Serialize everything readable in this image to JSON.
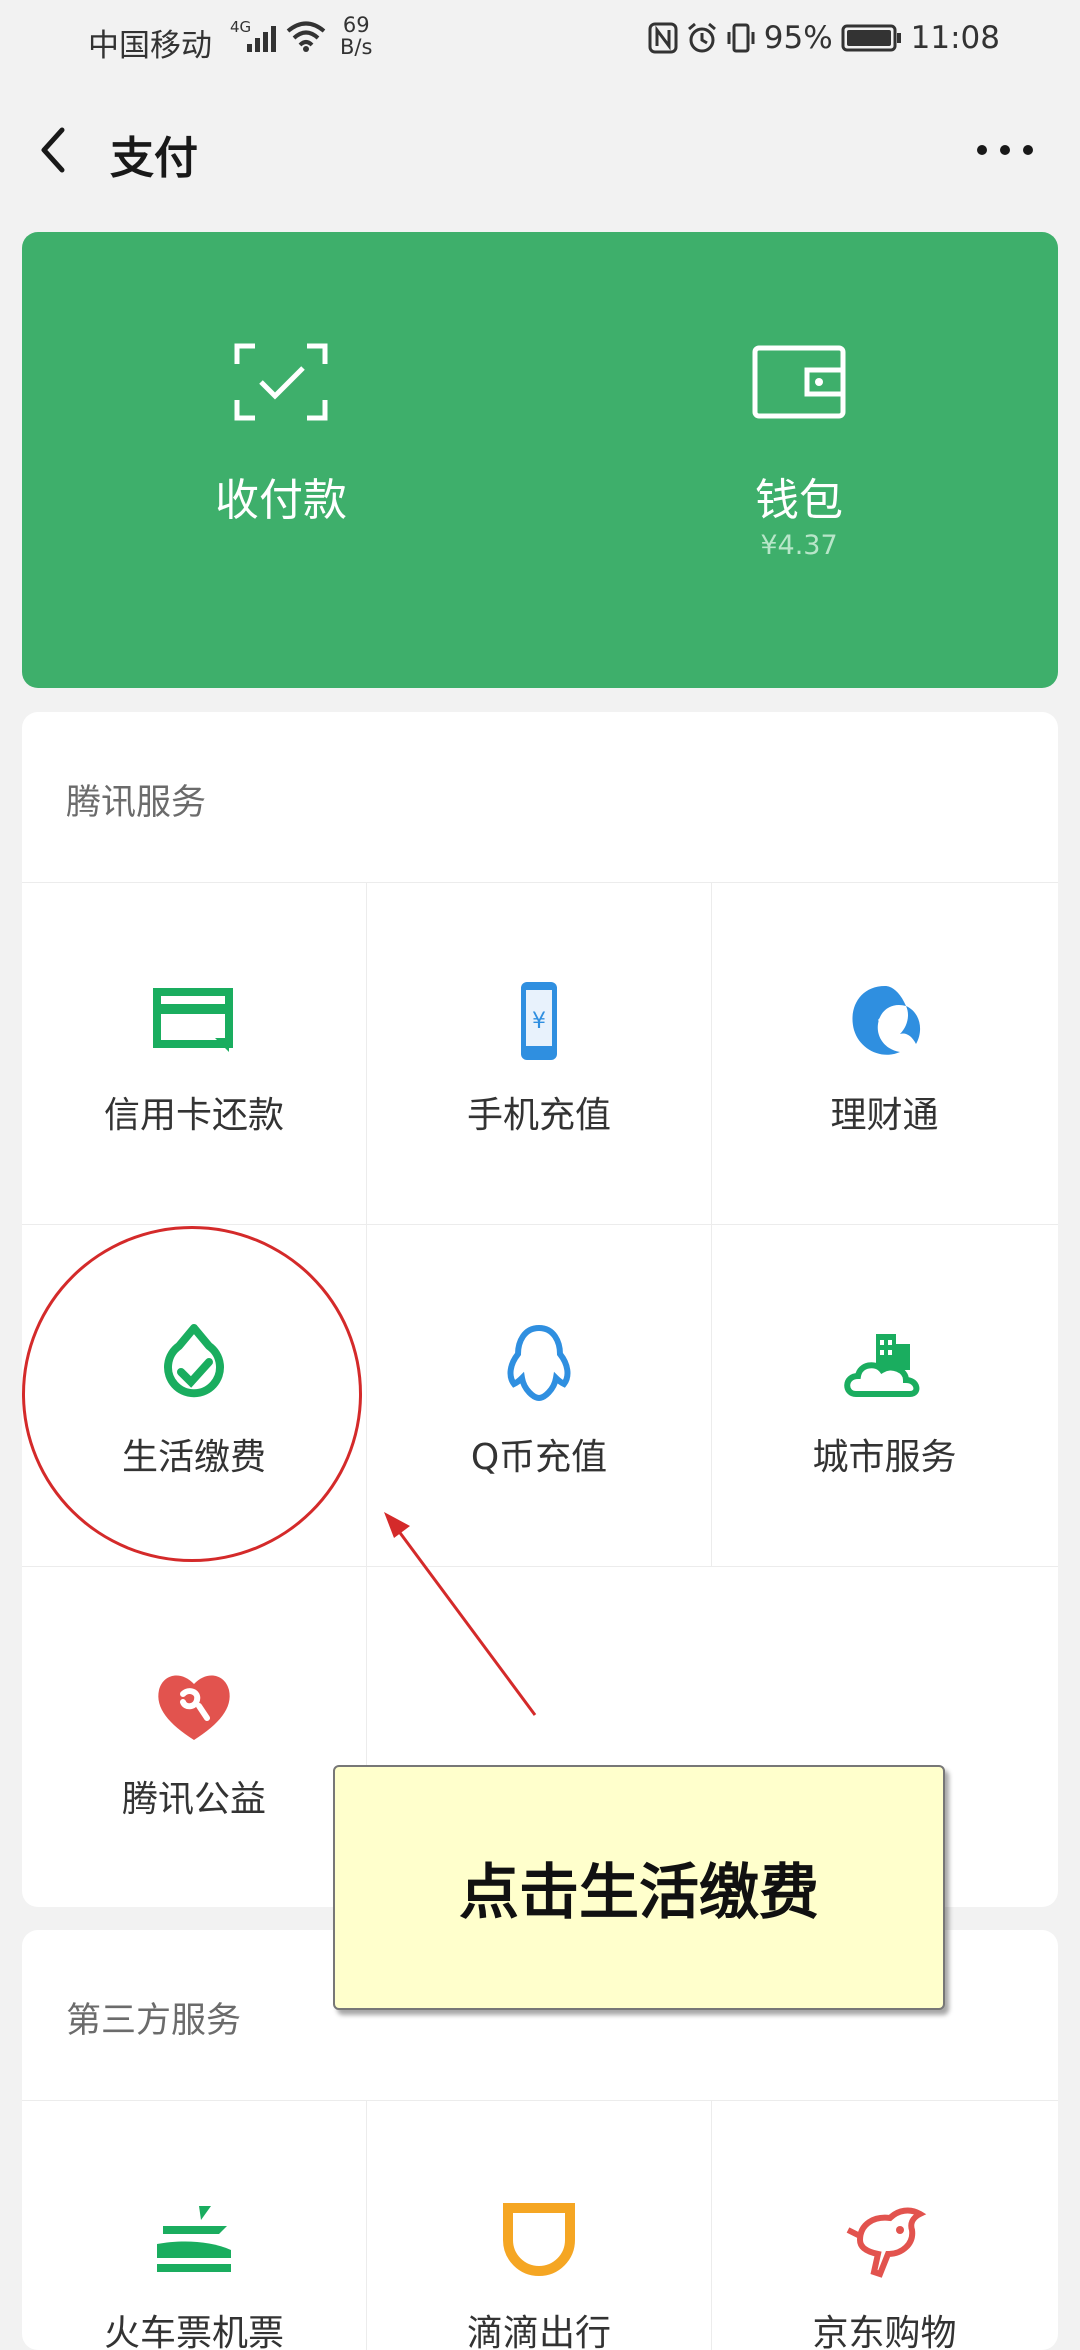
{
  "status_bar": {
    "carrier": "中国移动",
    "network": "4G",
    "speed_value": "69",
    "speed_unit": "B/s",
    "battery": "95%",
    "time": "11:08"
  },
  "header": {
    "title": "支付"
  },
  "wallet_card": {
    "color": "#3eaf6b",
    "pay_label": "收付款",
    "wallet_label": "钱包",
    "wallet_balance": "¥4.37"
  },
  "tencent_services": {
    "title": "腾讯服务",
    "items": [
      {
        "label": "信用卡还款",
        "icon": "credit-card-icon"
      },
      {
        "label": "手机充值",
        "icon": "phone-topup-icon"
      },
      {
        "label": "理财通",
        "icon": "wealth-icon"
      },
      {
        "label": "生活缴费",
        "icon": "utility-bill-icon"
      },
      {
        "label": "Q币充值",
        "icon": "qq-penguin-icon"
      },
      {
        "label": "城市服务",
        "icon": "city-service-icon"
      },
      {
        "label": "腾讯公益",
        "icon": "charity-heart-icon"
      }
    ]
  },
  "third_party_services": {
    "title": "第三方服务",
    "items": [
      {
        "label": "火车票机票",
        "icon": "train-plane-icon"
      },
      {
        "label": "滴滴出行",
        "icon": "didi-icon"
      },
      {
        "label": "京东购物",
        "icon": "jd-dog-icon"
      }
    ]
  },
  "annotation": {
    "callout_text": "点击生活缴费",
    "highlight_color": "#d42a2a"
  }
}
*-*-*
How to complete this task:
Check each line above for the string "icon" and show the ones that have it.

Reply to the exercise:
        "icon": "credit-card-icon"
        "icon": "phone-topup-icon"
        "icon": "wealth-icon"
        "icon": "utility-bill-icon"
        "icon": "qq-penguin-icon"
        "icon": "city-service-icon"
        "icon": "charity-heart-icon"
        "icon": "train-plane-icon"
        "icon": "didi-icon"
        "icon": "jd-dog-icon"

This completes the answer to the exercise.